Gambling addiction is one of the most prevalent behavioural addictions. Between 1-5% of Americans engage in compulsive gambling. Among young people and ethnic minorities, the rate is even higher. A 2010 study found that 6-9% of adolescents and young adults have a gambling addiction.
Problems stemming from a gambling addiction
Gambling addiction can lead to other problems, including debt and relationship woes. It also commonly co-occurs with other addictions, especially to alcohol. It’s easy to feel hopeless and overwhelmed while in the grips of an addiction to gambling. The right treatment can help those with a gambling problem regain control over their lives.
It is estimated that over 80% of people who suffer from some type of gambling addiction never seek treatment, no matter how bad their problem is. Other statistics reveal that while there are people who do seek treatment for their gambling addiction, over 70% end up returning to the world of betting. People with this type of disorder are more likely to suffer from other types of mental health and substance abuse issues. Many gamblers also have an alcohol disorder or addiction, and over half were nicotine dependent.
Unlike drugs such as alcohol and tobacco, gambling doesn’t directly change the brain. To those unfamiliar with behavioural addictions, it might seem strange to compare gambling addiction to chemical addictions. Yet gambling addiction can, over time, change the brain in ways similar to alcohol and drugs.
Treatment: get cured of gambling addiction
Three main ways exist to treat gambling problems, including psychotherapy, medication and support groups such as twelve-step fellowship like Gamblers Anonymous. Cognitive behavioral therapy and behavior therapy help a person identify thought patterns that lead to and support a gambling problem, and replace them with healthier beliefs. All of which can be found in addiction treatment centers.
Although there’s no cure for drug addiction, treatment options can help you overcome an addiction and stay drug-free. Your treatment depends on the drug used and any related medical or mental health disorders you may have. Long-term follow-up is important to prevent relapse. Treatment of chronic diseases involves changing deeply rooted behavior, and relapse doesn’t mean treatment has failed.

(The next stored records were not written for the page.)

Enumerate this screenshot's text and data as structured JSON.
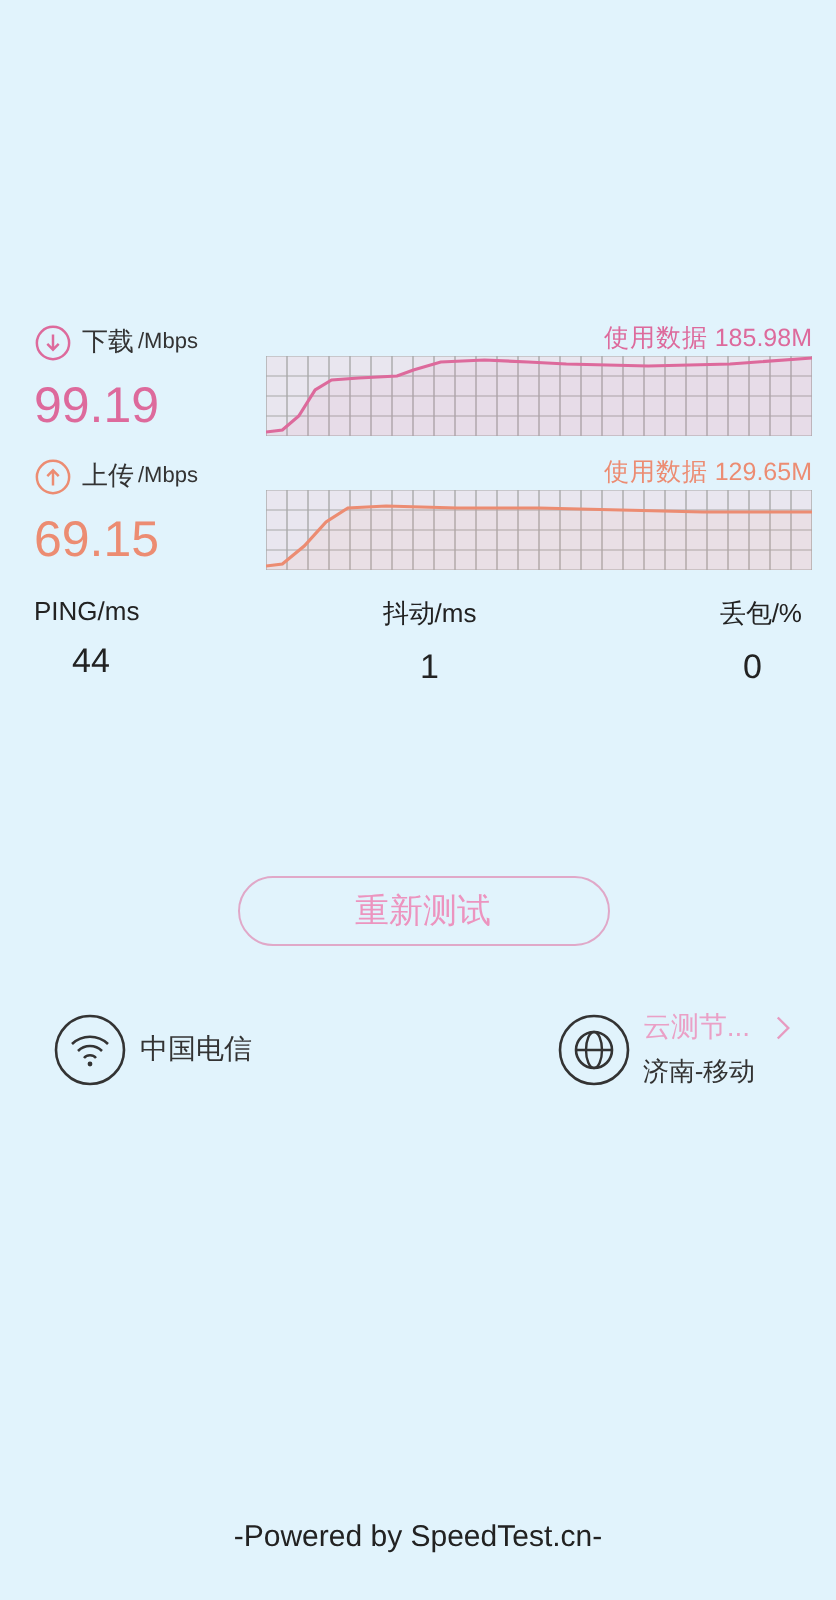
{
  "results": [
    {
      "kind": "download",
      "label": "下载",
      "unit": "/Mbps",
      "value": "99.19",
      "usage": "使用数据 185.98M",
      "color": "#dd6a9c"
    },
    {
      "kind": "upload",
      "label": "上传",
      "unit": "/Mbps",
      "value": "69.15",
      "usage": "使用数据 129.65M",
      "color": "#ec8c72"
    }
  ],
  "stats": [
    {
      "label": "PING/ms",
      "value": "44"
    },
    {
      "label": "抖动/ms",
      "value": "1"
    },
    {
      "label": "丢包/%",
      "value": "0"
    }
  ],
  "retest_button": "重新测试",
  "network": {
    "operator": "中国电信"
  },
  "server": {
    "name": "云测节...",
    "location": "济南-移动"
  },
  "footer": "-Powered by SpeedTest.cn-"
}
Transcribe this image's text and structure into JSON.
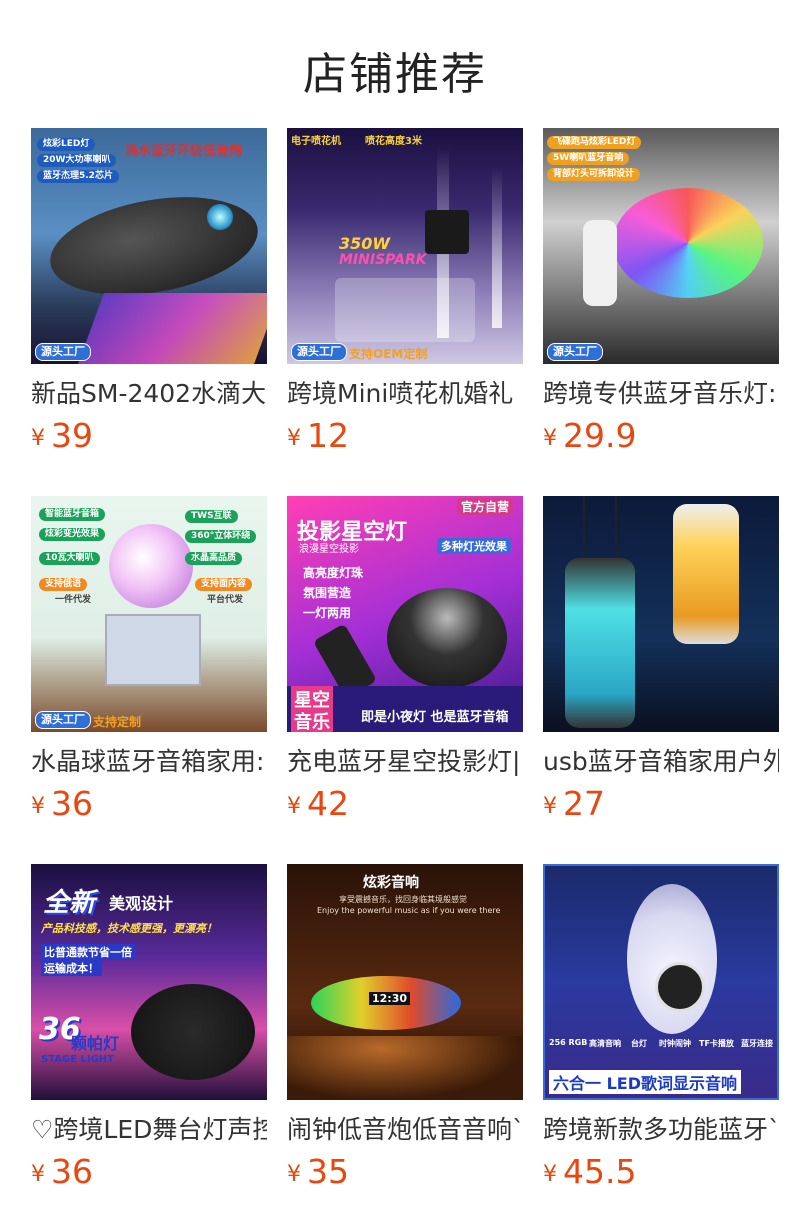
{
  "header": {
    "title": "店铺推荐"
  },
  "products": [
    {
      "name": "新品SM-2402水滴大",
      "currency": "¥",
      "price": "39",
      "image_text": [
        "炫彩LED灯",
        "20W大功率喇叭",
        "蓝牙杰理5.2芯片",
        "滴水蓝牙环绕低音炮"
      ],
      "badge": "源头工厂"
    },
    {
      "name": "跨境Mini喷花机婚礼",
      "currency": "¥",
      "price": "12",
      "image_text": [
        "电子喷花机",
        "喷花高度3米",
        "350W",
        "MINISPARK"
      ],
      "badge": "源头工厂",
      "badge2": "支持OEM定制"
    },
    {
      "name": "跨境专供蓝牙音乐灯:",
      "currency": "¥",
      "price": "29.9",
      "image_text": [
        "飞碟跑马炫彩LED灯",
        "5W喇叭蓝牙音响",
        "背部灯头可拆卸设计"
      ],
      "badge": "源头工厂"
    },
    {
      "name": "水晶球蓝牙音箱家用:",
      "currency": "¥",
      "price": "36",
      "image_text": [
        "智能蓝牙音箱",
        "炫彩变光效果",
        "10瓦大喇叭",
        "TWS互联",
        "360°立体环绕",
        "水晶高品质",
        "支持俄语",
        "一件代发",
        "支持面内容",
        "平台代发"
      ],
      "badge": "源头工厂",
      "badge2": "支持定制"
    },
    {
      "name": "充电蓝牙星空投影灯|",
      "currency": "¥",
      "price": "42",
      "image_text": [
        "官方自营",
        "投影星空灯",
        "浪漫星空投影",
        "多种灯光效果",
        "高亮度灯珠",
        "氛围营造",
        "一灯两用",
        "星空",
        "音乐",
        "即是小夜灯 也是蓝牙音箱"
      ]
    },
    {
      "name": "usb蓝牙音箱家用户外",
      "currency": "¥",
      "price": "27",
      "image_text": []
    },
    {
      "name": "♡跨境LED舞台灯声控",
      "currency": "¥",
      "price": "36",
      "image_text": [
        "全新",
        "美观设计",
        "产品科技感，技术感更强，更漂亮！",
        "比普通款节省一倍",
        "运输成本！",
        "36",
        "颗帕灯",
        "STAGE LIGHT"
      ]
    },
    {
      "name": "闹钟低音炮低音音响`",
      "currency": "¥",
      "price": "35",
      "image_text": [
        "炫彩音响",
        "享受震撼音乐，找回身临其境般感觉",
        "Enjoy the powerful music as if you were there",
        "12:30"
      ]
    },
    {
      "name": "跨境新款多功能蓝牙`",
      "currency": "¥",
      "price": "45.5",
      "image_text": [
        "256 RGB",
        "高清音响",
        "台灯",
        "时钟闹钟",
        "TF卡播放",
        "蓝牙连接",
        "六合一 LED歌词显示音响"
      ]
    }
  ],
  "colors": {
    "price": "#e8470f",
    "badge": "#2e6fd8"
  }
}
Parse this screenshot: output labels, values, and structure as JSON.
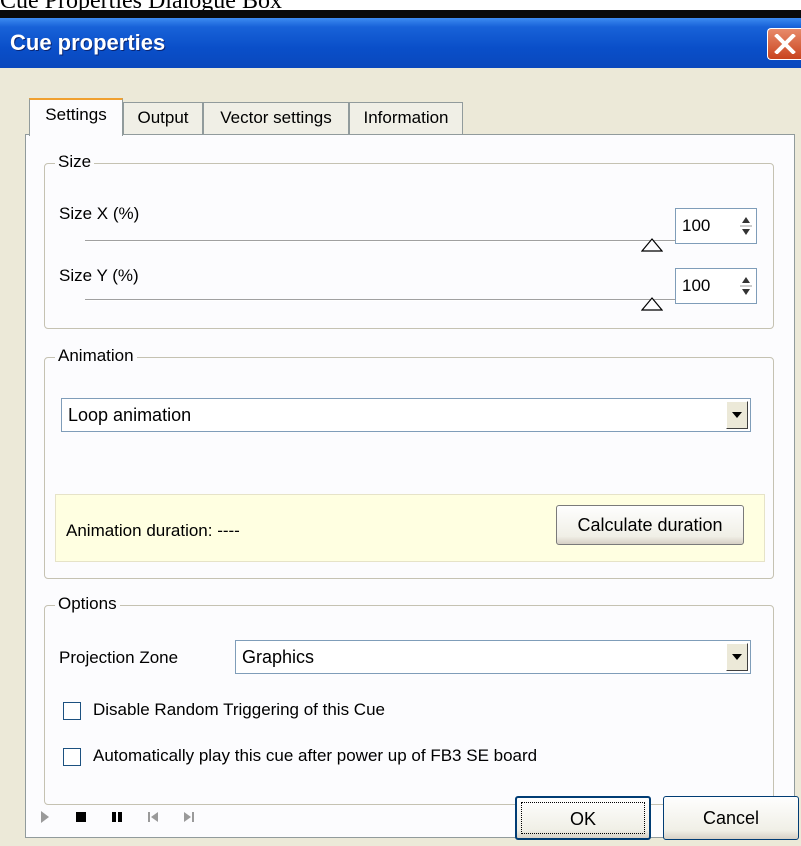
{
  "page_caption": "Cue Properties Dialogue Box",
  "window": {
    "title": "Cue properties"
  },
  "tabs": [
    {
      "label": "Settings",
      "active": true
    },
    {
      "label": "Output",
      "active": false
    },
    {
      "label": "Vector settings",
      "active": false
    },
    {
      "label": "Information",
      "active": false
    }
  ],
  "size_group": {
    "title": "Size",
    "size_x": {
      "label": "Size X (%)",
      "value": "100",
      "slider_level_percent": 100
    },
    "size_y": {
      "label": "Size Y (%)",
      "value": "100",
      "slider_level_percent": 100
    }
  },
  "animation_group": {
    "title": "Animation",
    "mode_selected": "Loop animation",
    "duration_label": "Animation duration: ----",
    "calculate_button": "Calculate duration"
  },
  "options_group": {
    "title": "Options",
    "projection_zone_label": "Projection Zone",
    "projection_zone_value": "Graphics",
    "disable_random_label": "Disable Random Triggering of this Cue",
    "disable_random_checked": false,
    "autoplay_label": "Automatically play this cue after power up of FB3 SE board",
    "autoplay_checked": false
  },
  "footer": {
    "ok_label": "OK",
    "cancel_label": "Cancel"
  },
  "colors": {
    "title_bar": "#0a4fc9",
    "window_bg": "#ece9d8",
    "info_bg": "#ffffe1",
    "close_button": "#c9441f"
  },
  "icons": [
    "close-icon",
    "play-icon",
    "stop-icon",
    "pause-icon",
    "skip-start-icon",
    "skip-end-icon",
    "chevron-down-icon"
  ]
}
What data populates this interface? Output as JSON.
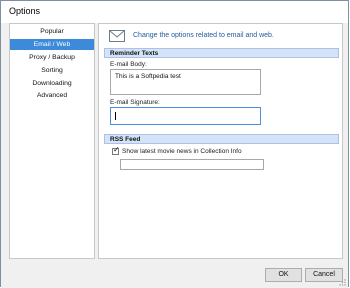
{
  "window": {
    "title": "Options"
  },
  "sidebar": {
    "items": [
      {
        "label": "Popular",
        "active": false
      },
      {
        "label": "Email / Web",
        "active": true
      },
      {
        "label": "Proxy / Backup",
        "active": false
      },
      {
        "label": "Sorting",
        "active": false
      },
      {
        "label": "Downloading",
        "active": false
      },
      {
        "label": "Advanced",
        "active": false
      }
    ]
  },
  "content": {
    "header_text": "Change the options related to email and web.",
    "reminder_section": {
      "title": "Reminder Texts",
      "email_body_label": "E-mail Body:",
      "email_body_value": "This is a Softpedia test",
      "email_signature_label": "E-mail Signature:",
      "email_signature_value": ""
    },
    "rss_section": {
      "title": "RSS Feed",
      "checkbox_label": "Show latest movie news in Collection Info",
      "checkbox_checked": true,
      "feed_value": ""
    }
  },
  "footer": {
    "ok_label": "OK",
    "cancel_label": "Cancel"
  },
  "colors": {
    "accent": "#3c8ad9",
    "header_text": "#1f5a9e",
    "section_header_bg": "#d4e3f7"
  },
  "icons": {
    "header": "mail-icon",
    "checkbox": "checkmark-icon",
    "corner": "resize-grip-icon"
  }
}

When a person recovering from an addiction relapses, it indicates that the person needs to speak with their doctor to resume treatment, modify it, or try another treatment. If you need someone to reach out to or you need more information please speak to us at Crossroads Recovery Center.
Stories of Recovery
- The encouragement, love and support from the team at Crossroads allowed me to eventually see that I was worth something - that my life could be turned around and that I could accomplish the things that had long been a forgotten dream.Oliver VGRead more
- On the last day of my stint at Crossroads I could only express gratitude towards all who works there. A wise councillor once commented on my question when one is ready for rehab by explaining that when one is ready for rehab, rehab is ready for you.Johan BRead more
- I was lost and my soul was broken until I ended up at Crossroads and was introduced to the Twelve Steps. With the help of their excellent staff and amazing support I have recently been clean for 18 months, I could not have done it without them!Carla SRead more
- "Just for today I am more than three years in recovery. I have Cross Roads to thank for this wonderful gift. Cross Roads helped me to set a firm foundation in my recovery on which I can continue to build."Angelique JRead more